Ring and law enforcement have been in the news recently for privacy concerns, and it’s not going away. Reporting by Vice’s Motherboard shows that El Monte, California police created their own Ring Rewards program. They purchased doorbell cameras and were planning to give them out in return for crime tips.(more…)
Ransomware is usually associated with PCs run in the bowels of some antiquated IT department. Now, however, researchers have figured out how to move the stuff onto your DSLR – with catastrophic results.
The ransomware essentially infects a high end camera and then encrypts all of the photographs on the card. Check Point has create a proof-of-concept that lets hackers connect to a camera via Wi-Fi and inject the code, essentially shutting down the camera until a ransom is paid. They write:
Our research shows how an attacker in close proximity (WiFi), or an attacker who already hijacked our PC (USB), can also propagate to and infect our beloved cameras with malware. Imagine how would you respond if attackers inject ransomware into both your computer and the camera, causing them to hold all of your pictures hostage unless you pay ransom.
The researchers used an open source OS for the Canon EOS 80D, by probing it for exploits, were able to upload the ransomware and activate it. Once a malicious payload is uploaded wirelessly the camera will load it automatically and go into lockdown. “There is a PTP command for remote firmware update, which requires zero user interaction,” wrote the researchers. “This means that even if all of the implementation vulnerabilities are patched, an attacker can still infect the camera using a malicious firmware update file.”
The result?

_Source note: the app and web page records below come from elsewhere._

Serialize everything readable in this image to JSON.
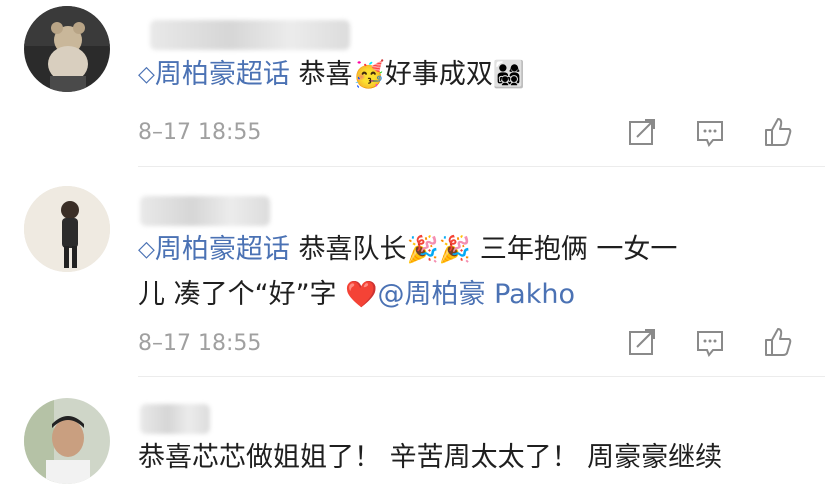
{
  "comments": [
    {
      "topic_prefix": "◇",
      "topic": "周柏豪超话",
      "text_before_emoji": " 恭喜",
      "emoji_1": "🥳",
      "text_after_emoji": "好事成双",
      "emoji_2": "👨‍👩‍👧‍👦",
      "time": "8–17 18:55"
    },
    {
      "topic_prefix": "◇",
      "topic": "周柏豪超话",
      "line1_text": " 恭喜队长",
      "emoji_1": "🎉🎉",
      "line1_rest": " 三年抱俩 一女一",
      "line2_text": "儿 凑了个“好”字 ",
      "emoji_2": "❤️",
      "mention": "@周柏豪 Pakho",
      "time": "8–17 18:55"
    },
    {
      "line1_text": "恭喜芯芯做姐姐了！ 辛苦周太太了！ 周豪豪继续"
    }
  ],
  "icons": {
    "share": "share-icon",
    "comment": "comment-icon",
    "like": "like-icon"
  }
}
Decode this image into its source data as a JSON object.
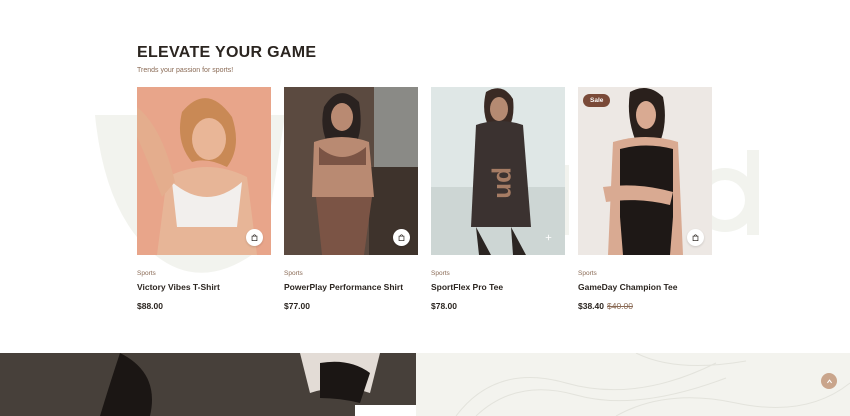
{
  "section": {
    "title": "ELEVATE YOUR GAME",
    "subtitle": "Trends your passion for sports!"
  },
  "products": [
    {
      "category": "Sports",
      "name": "Victory Vibes T-Shirt",
      "price": "$88.00",
      "old_price": "",
      "badge": "",
      "image_bg": "#e8a58a"
    },
    {
      "category": "Sports",
      "name": "PowerPlay Performance Shirt",
      "price": "$77.00",
      "old_price": "",
      "badge": "",
      "image_bg": "#6a5448"
    },
    {
      "category": "Sports",
      "name": "SportFlex Pro Tee",
      "price": "$78.00",
      "old_price": "",
      "badge": "",
      "image_bg": "#dfe7e6"
    },
    {
      "category": "Sports",
      "name": "GameDay Champion Tee",
      "price": "$38.40",
      "old_price": "$40.00",
      "badge": "Sale",
      "image_bg": "#ede8e4"
    }
  ],
  "icons": {
    "cart": "shopping-bag-icon",
    "scroll_top": "chevron-up-icon"
  },
  "colors": {
    "accent": "#7a4a38",
    "text": "#2b2520",
    "muted": "#8a6a55",
    "banner_dark": "#3f3630",
    "banner_light": "#f3f3ee"
  }
}
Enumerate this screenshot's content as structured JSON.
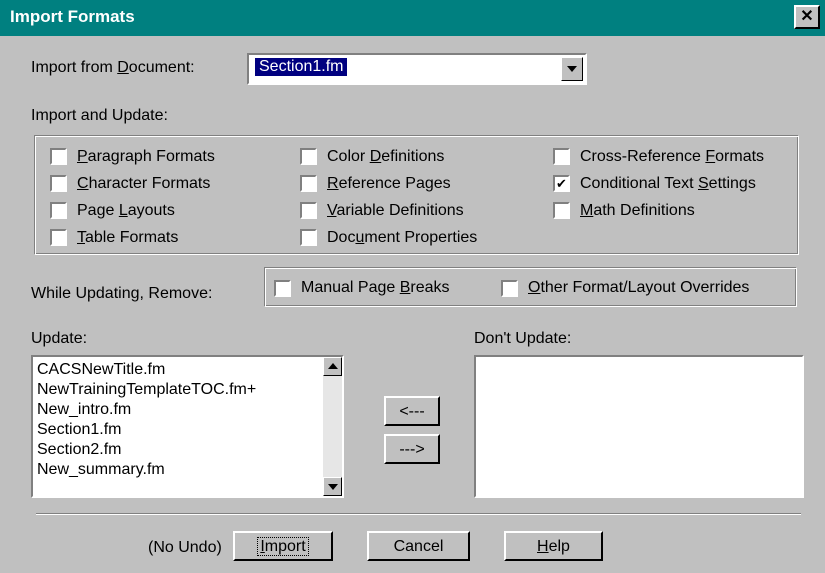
{
  "window": {
    "title": "Import Formats"
  },
  "import_from": {
    "label_before": "Import from ",
    "label_ul": "D",
    "label_after": "ocument:",
    "selected": "Section1.fm"
  },
  "import_update": {
    "heading": "Import and Update:",
    "col1": [
      {
        "pre": "",
        "ul": "P",
        "post": "aragraph Formats",
        "checked": false
      },
      {
        "pre": "",
        "ul": "C",
        "post": "haracter Formats",
        "checked": false
      },
      {
        "pre": "Page ",
        "ul": "L",
        "post": "ayouts",
        "checked": false
      },
      {
        "pre": "",
        "ul": "T",
        "post": "able Formats",
        "checked": false
      }
    ],
    "col2": [
      {
        "pre": "Color ",
        "ul": "D",
        "post": "efinitions",
        "checked": false
      },
      {
        "pre": "",
        "ul": "R",
        "post": "eference Pages",
        "checked": false
      },
      {
        "pre": "",
        "ul": "V",
        "post": "ariable Definitions",
        "checked": false
      },
      {
        "pre": "Doc",
        "ul": "u",
        "post": "ment Properties",
        "checked": false
      }
    ],
    "col3": [
      {
        "pre": "Cross-Reference ",
        "ul": "F",
        "post": "ormats",
        "checked": false
      },
      {
        "pre": "Conditional Text ",
        "ul": "S",
        "post": "ettings",
        "checked": true
      },
      {
        "pre": "",
        "ul": "M",
        "post": "ath Definitions",
        "checked": false
      }
    ]
  },
  "remove": {
    "label": "While Updating, Remove:",
    "manual": {
      "pre": "Manual Page ",
      "ul": "B",
      "post": "reaks",
      "checked": false
    },
    "other": {
      "pre": "",
      "ul": "O",
      "post": "ther Format/Layout Overrides",
      "checked": false
    }
  },
  "update": {
    "label": "Update:",
    "items": [
      "CACSNewTitle.fm",
      "NewTrainingTemplateTOC.fm+",
      "New_intro.fm",
      "Section1.fm",
      "Section2.fm",
      "New_summary.fm"
    ]
  },
  "dont_update": {
    "label": "Don't Update:",
    "items": []
  },
  "move_left_label": "<---",
  "move_right_label": "--->",
  "footer": {
    "no_undo": "(No Undo)",
    "import_ul": "I",
    "import_rest": "mport",
    "cancel": "Cancel",
    "help_ul": "H",
    "help_rest": "elp"
  }
}
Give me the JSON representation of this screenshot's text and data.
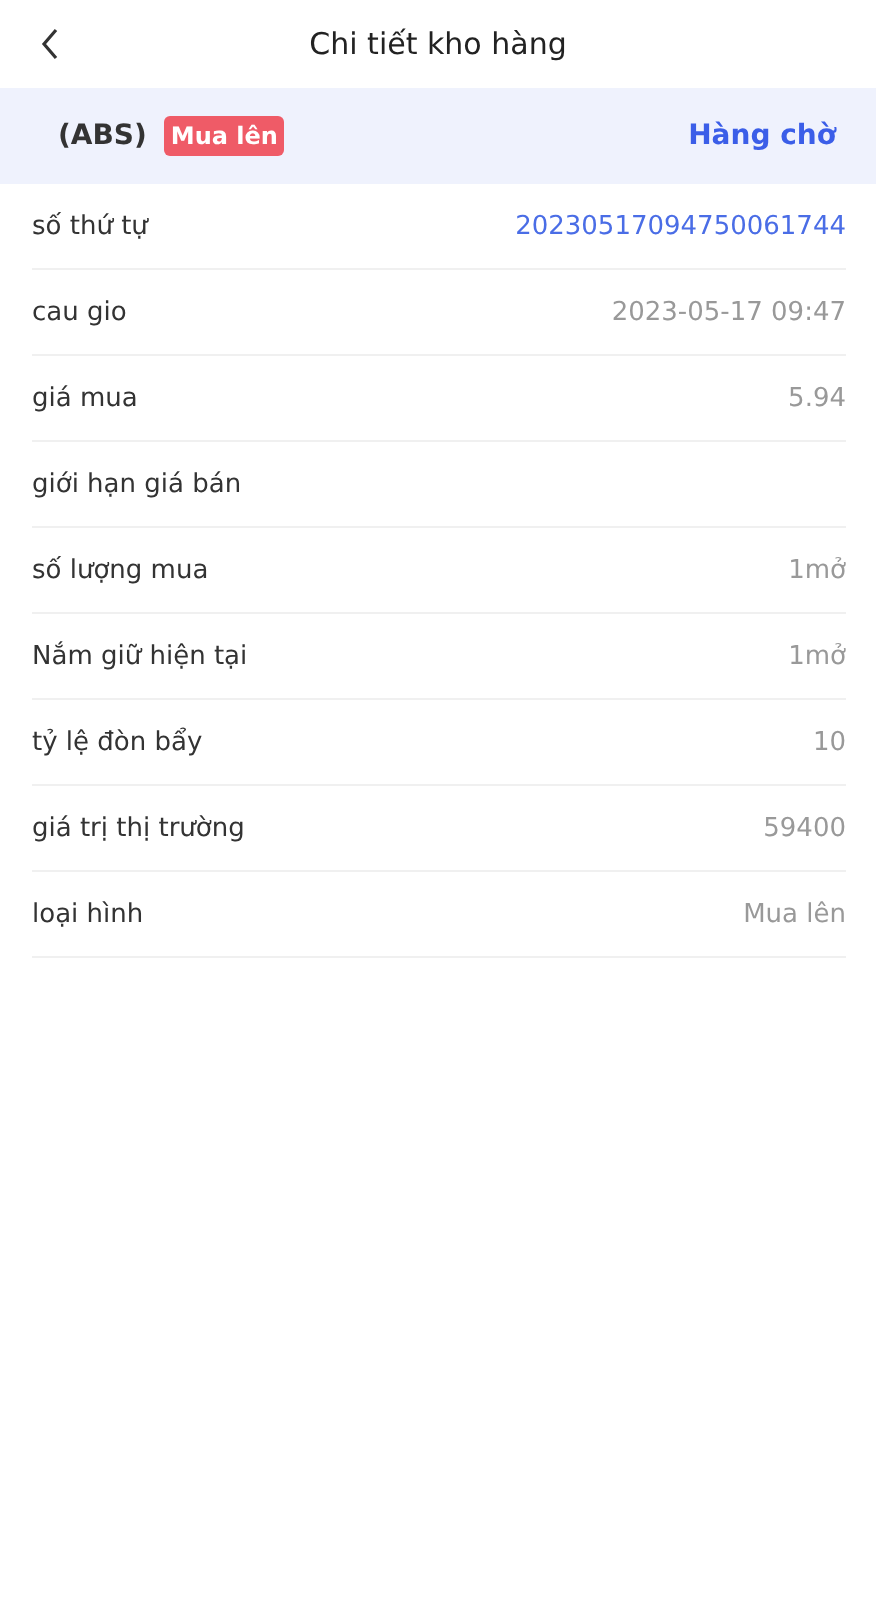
{
  "header": {
    "title": "Chi tiết kho hàng"
  },
  "summary": {
    "symbol": "(ABS)",
    "tag": "Mua lên",
    "status": "Hàng chờ"
  },
  "rows": [
    {
      "kind": "link",
      "label": "số thứ tự",
      "value": "20230517094750061744"
    },
    {
      "kind": "plain",
      "label": "cau gio",
      "value": "2023-05-17 09:47"
    },
    {
      "kind": "plain",
      "label": "giá mua",
      "value": "5.94"
    },
    {
      "label": "giới hạn giá bán"
    },
    {
      "kind": "plain",
      "label": "số lượng mua",
      "value": "1mở"
    },
    {
      "kind": "plain",
      "label": "Nắm giữ hiện tại",
      "value": "1mở"
    },
    {
      "kind": "plain",
      "label": "tỷ lệ đòn bẩy",
      "value": "10"
    },
    {
      "kind": "plain",
      "label": "giá trị thị trường",
      "value": "59400"
    },
    {
      "kind": "plain",
      "label": "loại hình",
      "value": "Mua lên"
    }
  ]
}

Your camera is toast unless you pay up.
Luckily this is just a proof-of-concept and the attack isn’t in the wild yet. That said, keep your camera close by when you’re in sketchy areas. You never know when a hacker might strike.
A writer at Forbes reports that Apple is going to announce their giving out of pre-jailbroken iPhones at the 2019 Black Hat security conference in Las Vegas.
This, along with bug bounties, would enable researchers to locate security vulnerabilities, and help Apple keep the iPhone secure. These aren’t the same iPhones that are used by developers inside Cupertino, but are said to be locked down a little. Steven Troughton-Smith speculates:
What could a pre-jailbroken iPhone from Apple look like? I would have to imagine it has debug symbols (+ no dyld cache) and the ability to attach a kernel debugger, maybe even SSH, and is surely very securely provisioned and locked to your dev account with strict usage rules– Steve Troughton-Smith (@stroughtonsmith) August 6, 2019
In the right hands, this could really help Apple keep the iPhone secured. It’s going to be interesting to see if Apple does announce this program.